Raman spectroscopy has been used to measure the molecular stress distribution in high-modulus, high-strength polyethylene fibres (Allied Spectra 1000 and Spectra 900) at low temperature and as a function of time during creep at room temperature. Increase in band width or change of band shape is interpreted as due to a distribution of stress or strain in molecules in the all-trans configuration. Fibres loaded at 77 K show two peaks in the stress distribution, as was found by van Eijk et al. at 240 K. About one-sixth of the all-trans molecules in a Spectra 1000 fibre as produced carry little load. The rest carry from half to twice the mean load. Spectra 1000 fibres loaded at over 1 GPa for a few minutes at room temperature show two well defined peaks in each of the C-C stretching Raman bands at 1064 and 1130 cm- 1 and thus a sharp bimodal distribution of stress. At long creep times, the higher stress peak increases in width while keeping the same area. Eventually, the stress distribution has a single peak with a broad tail on the high-stress side. This result unifies the previous two observations, one of which found only a single asymmetric peak and the other only two peaks in the stress distribution. As the tail broadens, the number of very highly strained molecules increases, and a significant number reach strains of 10%. It is not surprising that this leads to fracture of the fibre. After loading for less than a minute at room temperature or for a few minutes at 273 K, there is only a single peak in the stress distribution. The fibre structure is thus undergoing complex changes during creep, and the stress distribution seen at room temperature is not simply related to the original structure.

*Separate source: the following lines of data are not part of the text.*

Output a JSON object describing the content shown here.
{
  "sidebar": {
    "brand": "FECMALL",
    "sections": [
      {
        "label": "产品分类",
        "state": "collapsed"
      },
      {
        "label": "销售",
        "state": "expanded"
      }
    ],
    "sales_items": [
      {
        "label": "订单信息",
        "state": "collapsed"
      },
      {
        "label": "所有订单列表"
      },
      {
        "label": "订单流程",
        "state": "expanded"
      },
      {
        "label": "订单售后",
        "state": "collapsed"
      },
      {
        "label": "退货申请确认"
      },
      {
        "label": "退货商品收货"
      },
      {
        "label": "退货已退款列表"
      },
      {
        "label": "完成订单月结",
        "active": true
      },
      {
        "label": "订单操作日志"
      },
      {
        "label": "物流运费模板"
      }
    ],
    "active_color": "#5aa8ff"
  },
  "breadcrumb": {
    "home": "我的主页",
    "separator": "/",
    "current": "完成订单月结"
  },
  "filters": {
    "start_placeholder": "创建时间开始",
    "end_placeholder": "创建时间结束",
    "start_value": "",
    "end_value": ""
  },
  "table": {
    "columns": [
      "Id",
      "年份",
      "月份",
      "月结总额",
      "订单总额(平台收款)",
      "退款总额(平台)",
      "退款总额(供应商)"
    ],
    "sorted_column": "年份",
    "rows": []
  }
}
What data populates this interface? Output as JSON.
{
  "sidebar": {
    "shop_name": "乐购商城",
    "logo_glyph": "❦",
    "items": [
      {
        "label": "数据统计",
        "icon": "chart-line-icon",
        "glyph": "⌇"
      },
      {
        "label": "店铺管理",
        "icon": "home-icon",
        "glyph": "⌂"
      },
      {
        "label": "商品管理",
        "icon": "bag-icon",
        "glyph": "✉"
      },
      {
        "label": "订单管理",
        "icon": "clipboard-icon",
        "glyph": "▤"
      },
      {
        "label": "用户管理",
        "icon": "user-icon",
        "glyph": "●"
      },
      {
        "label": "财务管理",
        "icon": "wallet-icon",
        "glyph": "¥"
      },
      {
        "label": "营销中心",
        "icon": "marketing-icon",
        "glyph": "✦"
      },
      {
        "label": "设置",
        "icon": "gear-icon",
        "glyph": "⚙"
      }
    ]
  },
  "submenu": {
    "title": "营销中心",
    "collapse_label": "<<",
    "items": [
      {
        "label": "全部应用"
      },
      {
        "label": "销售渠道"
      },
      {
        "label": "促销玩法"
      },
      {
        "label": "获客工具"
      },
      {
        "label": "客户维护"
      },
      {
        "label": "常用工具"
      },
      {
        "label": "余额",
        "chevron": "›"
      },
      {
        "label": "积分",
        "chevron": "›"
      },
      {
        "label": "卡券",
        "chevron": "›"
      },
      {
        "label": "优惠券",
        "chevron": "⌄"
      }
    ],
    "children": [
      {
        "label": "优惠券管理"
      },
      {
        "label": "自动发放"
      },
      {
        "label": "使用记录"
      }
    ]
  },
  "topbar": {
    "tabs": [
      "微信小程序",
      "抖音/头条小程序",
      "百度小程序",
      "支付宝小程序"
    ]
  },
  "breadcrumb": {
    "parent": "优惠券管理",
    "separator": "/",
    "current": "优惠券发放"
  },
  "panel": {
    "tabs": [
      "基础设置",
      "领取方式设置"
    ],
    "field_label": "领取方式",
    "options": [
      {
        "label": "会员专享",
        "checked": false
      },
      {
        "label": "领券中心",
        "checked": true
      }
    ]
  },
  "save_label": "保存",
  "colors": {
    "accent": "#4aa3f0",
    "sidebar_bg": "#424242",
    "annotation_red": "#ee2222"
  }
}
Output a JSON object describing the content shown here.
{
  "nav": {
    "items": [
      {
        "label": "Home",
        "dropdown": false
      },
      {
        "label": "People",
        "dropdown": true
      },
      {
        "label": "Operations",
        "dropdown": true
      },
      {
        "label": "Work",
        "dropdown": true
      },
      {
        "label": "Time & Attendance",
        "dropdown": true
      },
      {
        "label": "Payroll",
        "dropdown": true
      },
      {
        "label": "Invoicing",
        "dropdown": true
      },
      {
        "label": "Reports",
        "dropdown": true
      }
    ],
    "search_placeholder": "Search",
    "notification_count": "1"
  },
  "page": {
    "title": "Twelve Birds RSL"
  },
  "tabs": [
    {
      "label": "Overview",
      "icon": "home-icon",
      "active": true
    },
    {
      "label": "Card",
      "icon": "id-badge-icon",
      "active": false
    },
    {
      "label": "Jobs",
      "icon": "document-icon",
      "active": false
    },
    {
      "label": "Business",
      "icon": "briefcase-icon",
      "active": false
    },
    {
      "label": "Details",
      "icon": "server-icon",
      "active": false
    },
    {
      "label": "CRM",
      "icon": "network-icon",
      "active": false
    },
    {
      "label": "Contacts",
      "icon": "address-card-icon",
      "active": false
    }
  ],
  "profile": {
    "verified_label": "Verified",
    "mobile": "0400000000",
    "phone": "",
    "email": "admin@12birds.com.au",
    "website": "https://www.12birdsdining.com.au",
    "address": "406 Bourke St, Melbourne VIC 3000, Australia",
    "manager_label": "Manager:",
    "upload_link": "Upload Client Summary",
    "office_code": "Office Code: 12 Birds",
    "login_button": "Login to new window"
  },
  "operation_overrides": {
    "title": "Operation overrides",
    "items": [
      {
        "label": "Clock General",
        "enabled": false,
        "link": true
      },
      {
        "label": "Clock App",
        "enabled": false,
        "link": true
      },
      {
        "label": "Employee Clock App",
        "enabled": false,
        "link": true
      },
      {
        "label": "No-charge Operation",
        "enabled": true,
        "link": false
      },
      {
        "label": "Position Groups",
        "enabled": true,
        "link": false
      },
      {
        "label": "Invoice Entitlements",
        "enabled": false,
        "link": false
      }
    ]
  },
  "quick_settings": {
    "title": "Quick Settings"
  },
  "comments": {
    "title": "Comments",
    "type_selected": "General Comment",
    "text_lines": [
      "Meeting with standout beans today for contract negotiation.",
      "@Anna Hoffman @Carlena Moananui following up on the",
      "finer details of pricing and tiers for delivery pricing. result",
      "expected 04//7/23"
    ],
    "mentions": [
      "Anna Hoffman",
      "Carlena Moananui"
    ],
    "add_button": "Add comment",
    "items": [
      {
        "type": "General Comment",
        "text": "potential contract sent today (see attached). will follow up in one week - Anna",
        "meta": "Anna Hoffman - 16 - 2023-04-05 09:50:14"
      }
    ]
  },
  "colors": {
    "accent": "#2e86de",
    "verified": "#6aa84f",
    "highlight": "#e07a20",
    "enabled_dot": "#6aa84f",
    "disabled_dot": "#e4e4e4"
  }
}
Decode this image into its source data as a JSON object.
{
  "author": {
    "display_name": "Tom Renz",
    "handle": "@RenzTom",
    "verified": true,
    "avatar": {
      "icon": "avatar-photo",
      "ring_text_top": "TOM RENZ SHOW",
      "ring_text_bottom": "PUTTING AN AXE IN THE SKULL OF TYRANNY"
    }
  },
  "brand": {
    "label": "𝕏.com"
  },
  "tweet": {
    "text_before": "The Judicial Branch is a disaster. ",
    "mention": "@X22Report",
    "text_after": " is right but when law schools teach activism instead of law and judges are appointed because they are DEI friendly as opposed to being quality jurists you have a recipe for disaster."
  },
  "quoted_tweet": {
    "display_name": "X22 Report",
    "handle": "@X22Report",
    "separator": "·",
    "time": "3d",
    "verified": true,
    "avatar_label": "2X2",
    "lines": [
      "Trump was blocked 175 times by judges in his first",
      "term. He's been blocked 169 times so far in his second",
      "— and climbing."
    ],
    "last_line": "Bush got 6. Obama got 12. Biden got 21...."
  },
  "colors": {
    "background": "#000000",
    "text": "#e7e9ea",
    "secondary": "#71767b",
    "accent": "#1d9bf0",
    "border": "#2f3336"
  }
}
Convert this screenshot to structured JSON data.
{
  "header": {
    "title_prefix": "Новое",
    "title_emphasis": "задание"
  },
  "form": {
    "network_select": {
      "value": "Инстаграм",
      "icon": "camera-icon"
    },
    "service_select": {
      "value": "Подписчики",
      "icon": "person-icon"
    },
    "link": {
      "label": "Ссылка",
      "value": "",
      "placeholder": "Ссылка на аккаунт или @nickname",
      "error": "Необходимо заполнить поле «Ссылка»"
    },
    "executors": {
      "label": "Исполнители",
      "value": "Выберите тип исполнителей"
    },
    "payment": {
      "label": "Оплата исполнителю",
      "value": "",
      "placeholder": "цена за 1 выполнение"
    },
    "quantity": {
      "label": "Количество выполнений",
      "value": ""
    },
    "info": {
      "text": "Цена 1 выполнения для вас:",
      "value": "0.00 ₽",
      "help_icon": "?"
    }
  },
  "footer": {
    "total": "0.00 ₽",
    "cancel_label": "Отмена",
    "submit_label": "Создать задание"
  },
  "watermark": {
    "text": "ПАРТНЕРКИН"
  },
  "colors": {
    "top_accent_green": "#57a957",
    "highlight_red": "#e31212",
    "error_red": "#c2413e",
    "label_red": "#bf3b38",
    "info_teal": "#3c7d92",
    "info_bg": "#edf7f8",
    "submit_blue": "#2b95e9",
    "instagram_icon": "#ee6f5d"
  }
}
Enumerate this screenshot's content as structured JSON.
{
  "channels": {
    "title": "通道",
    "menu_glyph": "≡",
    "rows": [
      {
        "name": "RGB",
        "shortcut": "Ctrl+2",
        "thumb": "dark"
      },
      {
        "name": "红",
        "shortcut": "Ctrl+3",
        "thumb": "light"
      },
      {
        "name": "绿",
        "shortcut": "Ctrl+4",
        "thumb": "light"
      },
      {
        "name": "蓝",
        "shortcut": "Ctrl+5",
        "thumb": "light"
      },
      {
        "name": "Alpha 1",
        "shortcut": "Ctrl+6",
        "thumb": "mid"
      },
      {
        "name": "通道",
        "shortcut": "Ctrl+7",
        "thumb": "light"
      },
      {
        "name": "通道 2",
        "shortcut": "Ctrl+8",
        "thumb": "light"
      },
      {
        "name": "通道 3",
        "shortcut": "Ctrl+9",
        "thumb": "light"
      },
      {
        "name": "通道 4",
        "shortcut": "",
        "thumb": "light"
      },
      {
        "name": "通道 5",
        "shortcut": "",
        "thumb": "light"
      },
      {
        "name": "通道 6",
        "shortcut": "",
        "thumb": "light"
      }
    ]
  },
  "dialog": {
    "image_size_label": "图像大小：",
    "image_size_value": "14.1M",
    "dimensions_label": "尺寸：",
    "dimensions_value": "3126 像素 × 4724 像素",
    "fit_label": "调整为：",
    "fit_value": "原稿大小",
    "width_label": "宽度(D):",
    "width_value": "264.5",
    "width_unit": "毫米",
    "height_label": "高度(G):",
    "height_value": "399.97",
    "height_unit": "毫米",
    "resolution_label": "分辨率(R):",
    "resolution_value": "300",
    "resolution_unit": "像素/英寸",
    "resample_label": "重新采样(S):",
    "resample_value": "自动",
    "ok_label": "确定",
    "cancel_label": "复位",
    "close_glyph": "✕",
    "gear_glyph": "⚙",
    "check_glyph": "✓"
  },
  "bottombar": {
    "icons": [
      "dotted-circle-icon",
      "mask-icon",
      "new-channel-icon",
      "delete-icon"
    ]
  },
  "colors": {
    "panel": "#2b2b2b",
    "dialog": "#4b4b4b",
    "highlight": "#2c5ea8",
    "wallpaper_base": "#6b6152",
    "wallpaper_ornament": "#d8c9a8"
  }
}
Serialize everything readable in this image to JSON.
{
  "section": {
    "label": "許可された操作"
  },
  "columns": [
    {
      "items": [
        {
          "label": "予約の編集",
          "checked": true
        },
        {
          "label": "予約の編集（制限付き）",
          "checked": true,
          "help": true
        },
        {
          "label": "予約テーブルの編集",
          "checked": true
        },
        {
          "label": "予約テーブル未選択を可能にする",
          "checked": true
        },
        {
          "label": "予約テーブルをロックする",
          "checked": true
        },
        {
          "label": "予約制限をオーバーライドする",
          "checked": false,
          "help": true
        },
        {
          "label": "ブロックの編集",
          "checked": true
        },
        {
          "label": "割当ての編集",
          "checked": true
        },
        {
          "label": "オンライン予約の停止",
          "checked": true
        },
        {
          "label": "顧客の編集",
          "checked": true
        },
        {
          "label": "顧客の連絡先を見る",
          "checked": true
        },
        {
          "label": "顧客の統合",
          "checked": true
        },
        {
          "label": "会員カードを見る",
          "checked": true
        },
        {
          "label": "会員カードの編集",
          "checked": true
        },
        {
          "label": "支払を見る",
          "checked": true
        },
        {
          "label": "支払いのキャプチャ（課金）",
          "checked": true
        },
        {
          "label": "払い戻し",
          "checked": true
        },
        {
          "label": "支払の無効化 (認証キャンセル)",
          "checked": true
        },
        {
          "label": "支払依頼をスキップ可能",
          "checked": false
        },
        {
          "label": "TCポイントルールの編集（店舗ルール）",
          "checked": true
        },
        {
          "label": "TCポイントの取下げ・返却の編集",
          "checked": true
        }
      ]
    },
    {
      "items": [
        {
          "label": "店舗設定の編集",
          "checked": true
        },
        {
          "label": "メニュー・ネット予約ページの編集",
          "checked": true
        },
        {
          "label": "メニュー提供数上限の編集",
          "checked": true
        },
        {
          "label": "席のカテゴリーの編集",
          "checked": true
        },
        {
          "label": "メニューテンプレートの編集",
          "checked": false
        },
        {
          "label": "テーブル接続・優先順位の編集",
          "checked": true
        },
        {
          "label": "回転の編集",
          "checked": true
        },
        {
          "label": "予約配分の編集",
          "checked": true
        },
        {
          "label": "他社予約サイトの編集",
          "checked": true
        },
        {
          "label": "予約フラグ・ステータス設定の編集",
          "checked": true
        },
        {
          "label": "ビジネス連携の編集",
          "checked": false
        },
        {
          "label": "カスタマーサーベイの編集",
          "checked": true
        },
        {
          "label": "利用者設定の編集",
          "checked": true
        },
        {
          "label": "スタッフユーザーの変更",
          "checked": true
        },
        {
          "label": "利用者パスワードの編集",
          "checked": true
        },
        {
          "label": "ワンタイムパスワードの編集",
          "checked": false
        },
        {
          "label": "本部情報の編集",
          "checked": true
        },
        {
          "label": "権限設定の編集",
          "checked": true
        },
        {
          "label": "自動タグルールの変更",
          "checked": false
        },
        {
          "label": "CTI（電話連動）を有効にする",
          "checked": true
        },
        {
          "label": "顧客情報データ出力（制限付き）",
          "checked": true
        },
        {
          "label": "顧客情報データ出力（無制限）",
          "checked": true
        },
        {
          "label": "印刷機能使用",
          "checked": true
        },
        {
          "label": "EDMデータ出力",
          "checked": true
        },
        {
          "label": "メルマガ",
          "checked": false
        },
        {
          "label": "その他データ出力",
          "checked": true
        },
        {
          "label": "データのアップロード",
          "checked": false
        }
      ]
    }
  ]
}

Посилання на статтю:
Molecular stress distribution and creep of high-modulus polyethylene fibres* / David T. Grubbt and Zong-Fu Li // Polymer. – 1992. – Vol 33. – P. 2587-2597.